__INSTRUCTIONS FOR THE TASK__.
Every entry must be given again exactly.

── INFORMATION PROVIDED

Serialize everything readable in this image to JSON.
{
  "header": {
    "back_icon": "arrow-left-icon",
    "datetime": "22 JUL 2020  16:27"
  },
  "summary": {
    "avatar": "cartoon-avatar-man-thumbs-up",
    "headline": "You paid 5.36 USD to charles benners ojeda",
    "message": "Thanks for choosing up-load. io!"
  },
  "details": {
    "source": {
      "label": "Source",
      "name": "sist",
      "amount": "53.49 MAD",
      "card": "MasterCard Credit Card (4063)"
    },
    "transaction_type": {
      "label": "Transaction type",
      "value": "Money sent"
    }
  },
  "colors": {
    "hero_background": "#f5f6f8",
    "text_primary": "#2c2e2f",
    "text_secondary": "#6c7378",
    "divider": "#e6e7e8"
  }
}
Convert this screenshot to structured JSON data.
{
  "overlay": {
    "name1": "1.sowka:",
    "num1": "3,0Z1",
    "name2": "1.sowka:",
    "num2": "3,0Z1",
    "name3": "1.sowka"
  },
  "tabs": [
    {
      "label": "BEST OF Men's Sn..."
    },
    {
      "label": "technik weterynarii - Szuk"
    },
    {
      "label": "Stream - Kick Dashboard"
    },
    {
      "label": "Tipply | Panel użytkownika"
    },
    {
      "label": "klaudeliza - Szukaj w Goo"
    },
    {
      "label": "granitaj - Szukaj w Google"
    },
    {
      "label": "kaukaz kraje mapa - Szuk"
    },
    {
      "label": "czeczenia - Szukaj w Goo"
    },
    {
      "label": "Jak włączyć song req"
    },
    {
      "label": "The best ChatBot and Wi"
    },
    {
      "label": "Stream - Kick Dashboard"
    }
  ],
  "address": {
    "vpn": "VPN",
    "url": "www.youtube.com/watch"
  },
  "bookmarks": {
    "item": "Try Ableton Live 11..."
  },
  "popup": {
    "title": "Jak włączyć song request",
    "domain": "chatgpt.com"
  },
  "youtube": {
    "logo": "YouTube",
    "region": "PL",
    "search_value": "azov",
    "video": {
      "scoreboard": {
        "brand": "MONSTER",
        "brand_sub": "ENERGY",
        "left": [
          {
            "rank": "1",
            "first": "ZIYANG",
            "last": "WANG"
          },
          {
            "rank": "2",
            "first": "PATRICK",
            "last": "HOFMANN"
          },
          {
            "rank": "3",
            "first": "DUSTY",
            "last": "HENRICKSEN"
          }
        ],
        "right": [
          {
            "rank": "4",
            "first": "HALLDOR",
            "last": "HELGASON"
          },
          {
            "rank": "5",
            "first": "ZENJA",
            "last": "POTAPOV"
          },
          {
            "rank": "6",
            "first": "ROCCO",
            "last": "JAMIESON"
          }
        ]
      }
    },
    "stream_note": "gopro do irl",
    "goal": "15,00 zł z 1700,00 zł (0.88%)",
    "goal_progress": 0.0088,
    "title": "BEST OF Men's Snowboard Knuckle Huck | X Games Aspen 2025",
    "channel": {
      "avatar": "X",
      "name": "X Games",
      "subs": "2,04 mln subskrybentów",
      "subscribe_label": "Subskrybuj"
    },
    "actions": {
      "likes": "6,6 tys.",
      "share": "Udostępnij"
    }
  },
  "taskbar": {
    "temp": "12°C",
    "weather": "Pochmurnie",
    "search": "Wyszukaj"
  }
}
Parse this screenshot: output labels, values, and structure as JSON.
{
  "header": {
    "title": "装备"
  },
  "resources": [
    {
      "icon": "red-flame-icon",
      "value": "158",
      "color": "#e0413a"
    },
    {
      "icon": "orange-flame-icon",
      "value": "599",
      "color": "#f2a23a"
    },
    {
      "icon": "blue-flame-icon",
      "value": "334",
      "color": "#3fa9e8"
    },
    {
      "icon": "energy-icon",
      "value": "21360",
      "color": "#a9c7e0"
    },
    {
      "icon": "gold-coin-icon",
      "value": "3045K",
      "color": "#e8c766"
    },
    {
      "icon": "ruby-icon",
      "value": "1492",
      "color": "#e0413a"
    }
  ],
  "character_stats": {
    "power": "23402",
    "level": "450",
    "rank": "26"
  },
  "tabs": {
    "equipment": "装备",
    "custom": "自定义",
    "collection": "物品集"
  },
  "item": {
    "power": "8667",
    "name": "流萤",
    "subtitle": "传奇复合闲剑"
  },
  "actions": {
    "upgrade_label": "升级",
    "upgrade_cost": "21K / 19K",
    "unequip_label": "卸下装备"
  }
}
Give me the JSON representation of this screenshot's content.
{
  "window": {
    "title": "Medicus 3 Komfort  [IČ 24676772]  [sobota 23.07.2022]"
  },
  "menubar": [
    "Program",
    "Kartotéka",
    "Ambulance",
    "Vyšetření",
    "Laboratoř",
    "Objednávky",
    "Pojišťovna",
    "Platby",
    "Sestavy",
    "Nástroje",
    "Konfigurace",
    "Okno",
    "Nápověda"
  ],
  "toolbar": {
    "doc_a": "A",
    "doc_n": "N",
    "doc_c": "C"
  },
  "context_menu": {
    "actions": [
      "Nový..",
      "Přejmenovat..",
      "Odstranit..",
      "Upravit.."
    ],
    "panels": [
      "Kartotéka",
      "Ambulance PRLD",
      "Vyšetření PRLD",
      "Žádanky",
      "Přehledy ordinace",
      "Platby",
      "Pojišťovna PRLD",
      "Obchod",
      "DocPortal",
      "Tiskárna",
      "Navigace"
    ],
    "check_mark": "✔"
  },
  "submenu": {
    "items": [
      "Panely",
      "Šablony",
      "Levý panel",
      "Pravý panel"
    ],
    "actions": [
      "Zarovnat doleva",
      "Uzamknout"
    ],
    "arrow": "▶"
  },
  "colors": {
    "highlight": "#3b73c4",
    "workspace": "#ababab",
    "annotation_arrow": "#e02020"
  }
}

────

__WRITTEN ANSWER__.
Serialize everything readable in this image to JSON.
{
  "header": {
    "back_icon": "arrow-left-icon",
    "datetime": "22 JUL 2020  16:27"
  },
  "summary": {
    "avatar": "cartoon-avatar-man-thumbs-up",
    "headline": "You paid 5.36 USD to charles benners ojeda",
    "message": "Thanks for choosing up-load. io!"
  },
  "details": {
    "source": {
      "label": "Source",
      "name": "sist",
      "amount": "53.49 MAD",
      "card": "MasterCard Credit Card (4063)"
    },
    "transaction_type": {
      "label": "Transaction type",
      "value": "Money sent"
    }
  },
  "colors": {
    "hero_background": "#f5f6f8",
    "text_primary": "#2c2e2f",
    "text_secondary": "#6c7378",
    "divider": "#e6e7e8"
  }
}
Convert this screenshot to structured JSON data.
{
  "overlay": {
    "name1": "1.sowka:",
    "num1": "3,0Z1",
    "name2": "1.sowka:",
    "num2": "3,0Z1",
    "name3": "1.sowka"
  },
  "tabs": [
    {
      "label": "BEST OF Men's Sn..."
    },
    {
      "label": "technik weterynarii - Szuk"
    },
    {
      "label": "Stream - Kick Dashboard"
    },
    {
      "label": "Tipply | Panel użytkownika"
    },
    {
      "label": "klaudeliza - Szukaj w Goo"
    },
    {
      "label": "granitaj - Szukaj w Google"
    },
    {
      "label": "kaukaz kraje mapa - Szuk"
    },
    {
      "label": "czeczenia - Szukaj w Goo"
    },
    {
      "label": "Jak włączyć song req"
    },
    {
      "label": "The best ChatBot and Wi"
    },
    {
      "label": "Stream - Kick Dashboard"
    }
  ],
  "address": {
    "vpn": "VPN",
    "url": "www.youtube.com/watch"
  },
  "bookmarks": {
    "item": "Try Ableton Live 11..."
  },
  "popup": {
    "title": "Jak włączyć song request",
    "domain": "chatgpt.com"
  },
  "youtube": {
    "logo": "YouTube",
    "region": "PL",
    "search_value": "azov",
    "video": {
      "scoreboard": {
        "brand": "MONSTER",
        "brand_sub": "ENERGY",
        "left": [
          {
            "rank": "1",
            "first": "ZIYANG",
            "last": "WANG"
          },
          {
            "rank": "2",
            "first": "PATRICK",
            "last": "HOFMANN"
          },
          {
            "rank": "3",
            "first": "DUSTY",
            "last": "HENRICKSEN"
          }
        ],
        "right": [
          {
            "rank": "4",
            "first": "HALLDOR",
            "last": "HELGASON"
          },
          {
            "rank": "5",
            "first": "ZENJA",
            "last": "POTAPOV"
          },
          {
            "rank": "6",
            "first": "ROCCO",
            "last": "JAMIESON"
          }
        ]
      }
    },
    "stream_note": "gopro do irl",
    "goal": "15,00 zł z 1700,00 zł (0.88%)",
    "goal_progress": 0.0088,
    "title": "BEST OF Men's Snowboard Knuckle Huck | X Games Aspen 2025",
    "channel": {
      "avatar": "X",
      "name": "X Games",
      "subs": "2,04 mln subskrybentów",
      "subscribe_label": "Subskrybuj"
    },
    "actions": {
      "likes": "6,6 tys.",
      "share": "Udostępnij"
    }
  },
  "taskbar": {
    "temp": "12°C",
    "weather": "Pochmurnie",
    "search": "Wyszukaj"
  }
}
Parse this screenshot: output labels, values, and structure as JSON.
{
  "header": {
    "title": "装备"
  },
  "resources": [
    {
      "icon": "red-flame-icon",
      "value": "158",
      "color": "#e0413a"
    },
    {
      "icon": "orange-flame-icon",
      "value": "599",
      "color": "#f2a23a"
    },
    {
      "icon": "blue-flame-icon",
      "value": "334",
      "color": "#3fa9e8"
    },
    {
      "icon": "energy-icon",
      "value": "21360",
      "color": "#a9c7e0"
    },
    {
      "icon": "gold-coin-icon",
      "value": "3045K",
      "color": "#e8c766"
    },
    {
      "icon": "ruby-icon",
      "value": "1492",
      "color": "#e0413a"
    }
  ],
  "character_stats": {
    "power": "23402",
    "level": "450",
    "rank": "26"
  },
  "tabs": {
    "equipment": "装备",
    "custom": "自定义",
    "collection": "物品集"
  },
  "item": {
    "power": "8667",
    "name": "流萤",
    "subtitle": "传奇复合闲剑"
  },
  "actions": {
    "upgrade_label": "升级",
    "upgrade_cost": "21K / 19K",
    "unequip_label": "卸下装备"
  }
}
Give me the JSON representation of this screenshot's content.
{
  "window": {
    "title": "Medicus 3 Komfort  [IČ 24676772]  [sobota 23.07.2022]"
  },
  "menubar": [
    "Program",
    "Kartotéka",
    "Ambulance",
    "Vyšetření",
    "Laboratoř",
    "Objednávky",
    "Pojišťovna",
    "Platby",
    "Sestavy",
    "Nástroje",
    "Konfigurace",
    "Okno",
    "Nápověda"
  ],
  "toolbar": {
    "doc_a": "A",
    "doc_n": "N",
    "doc_c": "C"
  },
  "context_menu": {
    "actions": [
      "Nový..",
      "Přejmenovat..",
      "Odstranit..",
      "Upravit.."
    ],
    "panels": [
      "Kartotéka",
      "Ambulance PRLD",
      "Vyšetření PRLD",
      "Žádanky",
      "Přehledy ordinace",
      "Platby",
      "Pojišťovna PRLD",
      "Obchod",
      "DocPortal",
      "Tiskárna",
      "Navigace"
    ],
    "check_mark": "✔"
  },
  "submenu": {
    "items": [
      "Panely",
      "Šablony",
      "Levý panel",
      "Pravý panel"
    ],
    "actions": [
      "Zarovnat doleva",
      "Uzamknout"
    ],
    "arrow": "▶"
  },
  "colors": {
    "highlight": "#3b73c4",
    "workspace": "#ababab",
    "annotation_arrow": "#e02020"
  }
}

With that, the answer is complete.